Extracted data entries:
((

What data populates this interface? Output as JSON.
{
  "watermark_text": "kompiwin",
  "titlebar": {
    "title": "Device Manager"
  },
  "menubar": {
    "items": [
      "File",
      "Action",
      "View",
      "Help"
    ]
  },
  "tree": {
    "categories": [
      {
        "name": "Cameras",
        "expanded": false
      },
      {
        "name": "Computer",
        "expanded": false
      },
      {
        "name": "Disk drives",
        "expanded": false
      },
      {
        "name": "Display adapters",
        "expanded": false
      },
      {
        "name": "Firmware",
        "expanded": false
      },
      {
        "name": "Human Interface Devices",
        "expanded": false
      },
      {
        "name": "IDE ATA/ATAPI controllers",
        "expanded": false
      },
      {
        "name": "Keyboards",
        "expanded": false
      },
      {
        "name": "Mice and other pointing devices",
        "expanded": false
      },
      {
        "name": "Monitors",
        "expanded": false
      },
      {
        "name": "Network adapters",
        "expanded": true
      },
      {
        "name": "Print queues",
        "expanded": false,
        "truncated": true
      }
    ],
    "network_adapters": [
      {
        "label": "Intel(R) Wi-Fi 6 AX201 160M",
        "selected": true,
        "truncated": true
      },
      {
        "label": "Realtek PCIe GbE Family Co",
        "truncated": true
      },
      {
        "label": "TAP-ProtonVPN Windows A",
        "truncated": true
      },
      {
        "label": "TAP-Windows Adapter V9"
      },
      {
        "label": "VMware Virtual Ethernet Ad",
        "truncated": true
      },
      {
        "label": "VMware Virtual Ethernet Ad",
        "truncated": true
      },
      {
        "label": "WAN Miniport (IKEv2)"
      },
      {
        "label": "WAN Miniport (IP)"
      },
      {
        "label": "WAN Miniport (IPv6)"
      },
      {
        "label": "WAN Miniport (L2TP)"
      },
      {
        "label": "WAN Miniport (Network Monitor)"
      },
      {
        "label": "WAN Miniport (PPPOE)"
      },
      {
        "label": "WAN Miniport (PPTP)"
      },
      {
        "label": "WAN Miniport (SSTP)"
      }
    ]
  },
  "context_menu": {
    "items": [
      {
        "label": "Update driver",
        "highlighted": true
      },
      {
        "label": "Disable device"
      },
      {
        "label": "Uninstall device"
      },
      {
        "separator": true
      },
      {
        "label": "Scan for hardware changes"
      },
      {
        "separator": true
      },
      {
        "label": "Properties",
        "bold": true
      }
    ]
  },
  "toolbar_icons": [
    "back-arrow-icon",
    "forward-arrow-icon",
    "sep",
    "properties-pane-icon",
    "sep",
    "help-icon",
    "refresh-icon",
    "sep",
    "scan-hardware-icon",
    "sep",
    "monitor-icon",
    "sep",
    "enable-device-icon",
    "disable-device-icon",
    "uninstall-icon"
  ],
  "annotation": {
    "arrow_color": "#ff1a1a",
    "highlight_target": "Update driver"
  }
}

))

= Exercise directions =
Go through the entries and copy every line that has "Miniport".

= Exercise response =
        "label": "WAN Miniport (IKEv2)"
        "label": "WAN Miniport (IP)"
        "label": "WAN Miniport (IPv6)"
        "label": "WAN Miniport (L2TP)"
        "label": "WAN Miniport (Network Monitor)"
        "label": "WAN Miniport (PPPOE)"
        "label": "WAN Miniport (PPTP)"
        "label": "WAN Miniport (SSTP)"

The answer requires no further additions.